F. Some therapies spend more time questioning clients for the very, very un-said verbal responses which have been shaped in their clients’ lives but which are rarely spoken out loud by those clients and rarely able to be reported immediately:
- dream analysis, trying to catch thoughts about a real life situation within their dream reports, which are ‘uncensored’ because they are not currently in context. But it is easy to begin interpreting too much with these analyses, and they need to be kept within the material social ecology of the real person.
- use of ‘hypnotic’ methods to engage with and distract the main verbal responses (the ones typically said out loud) while probing for the other ones which typically are never said.
- being able to guess very common ‘core belief’ or thoughts (e.g., RET, schema) and asking clients whether they have ever thought this. Therapists will often get this correct but it all depends upon the actual social context. Doing such guessing is probably only successful because in modernity we all share a more similar social context made up of of strangers, so our ‘commonly shaped thoughts’ are similar.
G. Another method from Freud, who experimented a lot with his clients before he became more rigid. “There is a very convenient method by which we can sometimes obtain a piece of information we want about unconscious repressed material. ‘What’, we ask, ‘would you consider the most unlikely imaginable thing in that situation?
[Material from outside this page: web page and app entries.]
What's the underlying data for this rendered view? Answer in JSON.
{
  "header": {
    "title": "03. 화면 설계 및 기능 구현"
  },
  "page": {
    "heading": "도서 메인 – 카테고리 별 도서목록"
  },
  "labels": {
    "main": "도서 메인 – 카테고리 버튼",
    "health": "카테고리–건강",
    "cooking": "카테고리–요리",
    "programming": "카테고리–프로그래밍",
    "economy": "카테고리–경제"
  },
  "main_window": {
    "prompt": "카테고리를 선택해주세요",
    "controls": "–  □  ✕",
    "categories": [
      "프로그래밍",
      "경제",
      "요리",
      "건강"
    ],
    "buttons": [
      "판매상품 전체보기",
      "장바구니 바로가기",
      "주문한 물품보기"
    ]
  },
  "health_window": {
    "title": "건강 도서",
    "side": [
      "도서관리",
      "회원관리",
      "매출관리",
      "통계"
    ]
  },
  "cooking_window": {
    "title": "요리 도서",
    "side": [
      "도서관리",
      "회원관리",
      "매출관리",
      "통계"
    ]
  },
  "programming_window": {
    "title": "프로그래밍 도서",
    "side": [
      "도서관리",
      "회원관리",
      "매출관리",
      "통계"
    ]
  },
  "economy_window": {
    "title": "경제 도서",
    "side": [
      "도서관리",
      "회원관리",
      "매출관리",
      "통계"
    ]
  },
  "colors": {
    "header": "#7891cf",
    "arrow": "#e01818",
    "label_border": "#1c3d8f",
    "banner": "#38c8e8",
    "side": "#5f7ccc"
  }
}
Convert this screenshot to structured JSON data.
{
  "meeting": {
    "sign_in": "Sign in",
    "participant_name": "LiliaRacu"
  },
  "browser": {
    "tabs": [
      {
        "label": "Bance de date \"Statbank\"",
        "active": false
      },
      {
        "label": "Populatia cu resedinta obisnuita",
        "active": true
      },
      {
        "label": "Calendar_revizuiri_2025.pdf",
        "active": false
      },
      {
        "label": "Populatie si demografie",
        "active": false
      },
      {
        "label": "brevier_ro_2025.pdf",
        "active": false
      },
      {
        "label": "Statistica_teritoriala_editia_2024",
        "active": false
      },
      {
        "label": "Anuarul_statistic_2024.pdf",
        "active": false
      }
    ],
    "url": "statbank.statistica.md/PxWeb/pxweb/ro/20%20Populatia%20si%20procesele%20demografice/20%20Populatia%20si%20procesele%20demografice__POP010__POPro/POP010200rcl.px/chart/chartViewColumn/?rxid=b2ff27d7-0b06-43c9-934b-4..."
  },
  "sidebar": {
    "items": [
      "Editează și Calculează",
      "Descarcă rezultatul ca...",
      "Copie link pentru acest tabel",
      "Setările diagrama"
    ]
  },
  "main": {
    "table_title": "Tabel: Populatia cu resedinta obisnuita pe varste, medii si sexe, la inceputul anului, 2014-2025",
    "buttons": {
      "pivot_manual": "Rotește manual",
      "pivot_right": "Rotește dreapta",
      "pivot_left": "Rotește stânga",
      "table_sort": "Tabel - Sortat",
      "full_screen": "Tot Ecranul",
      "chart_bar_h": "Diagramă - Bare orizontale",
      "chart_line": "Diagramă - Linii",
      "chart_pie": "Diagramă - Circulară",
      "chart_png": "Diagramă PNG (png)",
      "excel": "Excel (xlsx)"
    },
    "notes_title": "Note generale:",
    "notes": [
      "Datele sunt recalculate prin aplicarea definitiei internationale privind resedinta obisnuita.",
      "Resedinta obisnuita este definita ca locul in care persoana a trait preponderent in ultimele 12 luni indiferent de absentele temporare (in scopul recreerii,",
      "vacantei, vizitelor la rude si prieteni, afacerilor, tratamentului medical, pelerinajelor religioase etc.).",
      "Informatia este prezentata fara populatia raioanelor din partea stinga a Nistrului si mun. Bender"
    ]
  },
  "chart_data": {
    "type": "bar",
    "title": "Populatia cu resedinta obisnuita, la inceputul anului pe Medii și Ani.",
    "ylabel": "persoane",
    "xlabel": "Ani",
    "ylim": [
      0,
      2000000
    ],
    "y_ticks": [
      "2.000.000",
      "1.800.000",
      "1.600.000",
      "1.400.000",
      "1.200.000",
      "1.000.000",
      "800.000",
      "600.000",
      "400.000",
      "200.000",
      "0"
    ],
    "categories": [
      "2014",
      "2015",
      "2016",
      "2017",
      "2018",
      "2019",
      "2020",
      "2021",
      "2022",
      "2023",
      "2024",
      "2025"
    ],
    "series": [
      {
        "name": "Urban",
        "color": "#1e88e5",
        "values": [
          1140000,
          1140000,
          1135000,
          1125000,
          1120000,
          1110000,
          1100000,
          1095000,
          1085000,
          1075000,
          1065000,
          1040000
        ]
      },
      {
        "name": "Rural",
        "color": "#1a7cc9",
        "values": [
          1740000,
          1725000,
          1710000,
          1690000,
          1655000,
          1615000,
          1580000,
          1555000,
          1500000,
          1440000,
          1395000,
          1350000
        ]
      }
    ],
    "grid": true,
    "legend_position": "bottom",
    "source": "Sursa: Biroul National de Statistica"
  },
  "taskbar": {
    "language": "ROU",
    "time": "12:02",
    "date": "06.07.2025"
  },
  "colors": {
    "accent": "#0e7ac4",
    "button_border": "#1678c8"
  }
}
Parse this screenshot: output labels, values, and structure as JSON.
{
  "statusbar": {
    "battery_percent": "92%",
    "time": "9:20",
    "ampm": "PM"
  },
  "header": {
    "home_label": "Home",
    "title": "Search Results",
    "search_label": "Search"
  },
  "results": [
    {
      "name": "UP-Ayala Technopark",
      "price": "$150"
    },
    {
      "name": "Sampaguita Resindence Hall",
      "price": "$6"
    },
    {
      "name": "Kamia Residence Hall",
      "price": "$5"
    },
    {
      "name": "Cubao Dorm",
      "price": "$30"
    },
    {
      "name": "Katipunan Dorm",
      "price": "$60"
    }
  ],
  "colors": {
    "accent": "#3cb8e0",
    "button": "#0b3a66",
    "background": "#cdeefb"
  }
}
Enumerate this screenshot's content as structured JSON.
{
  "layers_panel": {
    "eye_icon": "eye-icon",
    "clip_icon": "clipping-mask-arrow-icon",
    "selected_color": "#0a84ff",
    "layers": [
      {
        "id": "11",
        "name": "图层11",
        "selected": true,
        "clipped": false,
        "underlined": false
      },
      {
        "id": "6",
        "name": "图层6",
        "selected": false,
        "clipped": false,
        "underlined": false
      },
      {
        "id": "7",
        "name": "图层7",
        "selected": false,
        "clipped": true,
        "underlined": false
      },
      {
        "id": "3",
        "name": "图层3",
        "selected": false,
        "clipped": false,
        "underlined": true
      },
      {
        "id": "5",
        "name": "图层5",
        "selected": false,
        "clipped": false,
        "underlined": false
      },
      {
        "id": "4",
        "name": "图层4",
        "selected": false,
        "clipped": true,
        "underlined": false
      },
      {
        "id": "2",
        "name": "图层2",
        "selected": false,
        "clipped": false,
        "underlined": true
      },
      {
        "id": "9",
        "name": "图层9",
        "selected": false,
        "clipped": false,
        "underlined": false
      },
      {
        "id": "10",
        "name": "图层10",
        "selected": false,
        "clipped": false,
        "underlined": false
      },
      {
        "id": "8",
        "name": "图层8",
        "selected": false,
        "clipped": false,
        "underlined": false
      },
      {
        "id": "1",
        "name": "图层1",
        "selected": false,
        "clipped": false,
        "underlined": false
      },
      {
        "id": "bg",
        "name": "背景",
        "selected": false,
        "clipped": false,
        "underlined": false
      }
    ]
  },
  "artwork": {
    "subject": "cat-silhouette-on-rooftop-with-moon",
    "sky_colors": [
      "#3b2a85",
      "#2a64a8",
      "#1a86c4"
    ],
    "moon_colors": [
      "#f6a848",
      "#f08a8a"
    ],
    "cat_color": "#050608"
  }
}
What do you think was furthest from your mind at that time?’ If the patient falls into the trap and says what he thinks is the most incredible, he almost always makes the right admission [if you ignore the negation].” (Freud, 1925/1984, p. 437)
H. In general, some good questions to ask about thoughts are these:
- Who are the audiences for those different thoughts?
- What part in our strategies (of resources and populations) do those (or might those) thoughts play?
- How many different thoughts occur and who are their audiences?
- Which thoughts get said (perhaps later, though)?
- What contexts determine which are eventually said out loud and which are not?
- How are they edited “in rehearsal”? What gets left out?
- What would be the most unlikely thing you would say in that situation?
- What would you have really liked t have said in that situation?
- What would you have said in that situation if the other person was not allowed to respond in any way?
- Is there a narrative story to these thoughts or are they disjointed?
- Who might be/have been the audiences for any stories?
- Who is telling the stories; whose voice is it?
- What would happen if they were said to the specific audiences?
- Are they new or repetitive thoughts (hence repetitive contextual conditions)?
- Are you able to argue against the thoughts?
- What are the other many thoughts which you were not ‘aware of’ at any particular time?
- Tell me a story about that thought
- Make a fiction story; what is happening or what could happen?
- Who are the characters in these thoughts and their situations?
- What is behind the story of that thought?
- Put that thought in this chair and talk to it; yell at it; plead with it; convince it (Gestalt)
A long read, and my apologies again, but I am trying to produce a more naturalistic account of thinking, since over centuries thinking has had the most bizarre and unnatural explanations made of what it is and how it works!